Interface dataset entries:
::::::

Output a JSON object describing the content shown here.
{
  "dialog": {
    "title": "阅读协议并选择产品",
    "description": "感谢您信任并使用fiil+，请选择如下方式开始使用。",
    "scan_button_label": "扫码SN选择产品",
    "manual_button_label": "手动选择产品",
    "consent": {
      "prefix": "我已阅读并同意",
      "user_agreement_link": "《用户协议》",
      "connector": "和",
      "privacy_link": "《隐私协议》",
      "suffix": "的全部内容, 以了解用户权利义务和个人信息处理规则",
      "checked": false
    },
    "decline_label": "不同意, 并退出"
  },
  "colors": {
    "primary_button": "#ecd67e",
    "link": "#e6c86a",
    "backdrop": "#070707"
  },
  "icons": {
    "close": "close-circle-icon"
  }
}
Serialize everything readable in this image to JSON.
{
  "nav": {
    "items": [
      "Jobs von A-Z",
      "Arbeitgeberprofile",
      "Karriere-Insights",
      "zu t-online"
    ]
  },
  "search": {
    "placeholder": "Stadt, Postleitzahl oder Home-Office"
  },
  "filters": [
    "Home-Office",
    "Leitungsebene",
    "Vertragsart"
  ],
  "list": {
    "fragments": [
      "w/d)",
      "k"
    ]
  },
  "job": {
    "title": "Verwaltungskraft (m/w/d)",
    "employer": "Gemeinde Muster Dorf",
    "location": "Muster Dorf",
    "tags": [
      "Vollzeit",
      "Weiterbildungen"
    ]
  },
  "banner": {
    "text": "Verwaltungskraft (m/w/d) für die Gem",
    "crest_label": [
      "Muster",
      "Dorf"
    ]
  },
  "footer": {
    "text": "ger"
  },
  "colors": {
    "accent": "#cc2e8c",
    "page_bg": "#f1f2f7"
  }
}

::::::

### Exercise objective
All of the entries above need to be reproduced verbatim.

### Answer to this task
Output a JSON object describing the content shown here.
{
  "dialog": {
    "title": "阅读协议并选择产品",
    "description": "感谢您信任并使用fiil+，请选择如下方式开始使用。",
    "scan_button_label": "扫码SN选择产品",
    "manual_button_label": "手动选择产品",
    "consent": {
      "prefix": "我已阅读并同意",
      "user_agreement_link": "《用户协议》",
      "connector": "和",
      "privacy_link": "《隐私协议》",
      "suffix": "的全部内容, 以了解用户权利义务和个人信息处理规则",
      "checked": false
    },
    "decline_label": "不同意, 并退出"
  },
  "colors": {
    "primary_button": "#ecd67e",
    "link": "#e6c86a",
    "backdrop": "#070707"
  },
  "icons": {
    "close": "close-circle-icon"
  }
}
Serialize everything readable in this image to JSON.
{
  "nav": {
    "items": [
      "Jobs von A-Z",
      "Arbeitgeberprofile",
      "Karriere-Insights",
      "zu t-online"
    ]
  },
  "search": {
    "placeholder": "Stadt, Postleitzahl oder Home-Office"
  },
  "filters": [
    "Home-Office",
    "Leitungsebene",
    "Vertragsart"
  ],
  "list": {
    "fragments": [
      "w/d)",
      "k"
    ]
  },
  "job": {
    "title": "Verwaltungskraft (m/w/d)",
    "employer": "Gemeinde Muster Dorf",
    "location": "Muster Dorf",
    "tags": [
      "Vollzeit",
      "Weiterbildungen"
    ]
  },
  "banner": {
    "text": "Verwaltungskraft (m/w/d) für die Gem",
    "crest_label": [
      "Muster",
      "Dorf"
    ]
  },
  "footer": {
    "text": "ger"
  },
  "colors": {
    "accent": "#cc2e8c",
    "page_bg": "#f1f2f7"
  }
}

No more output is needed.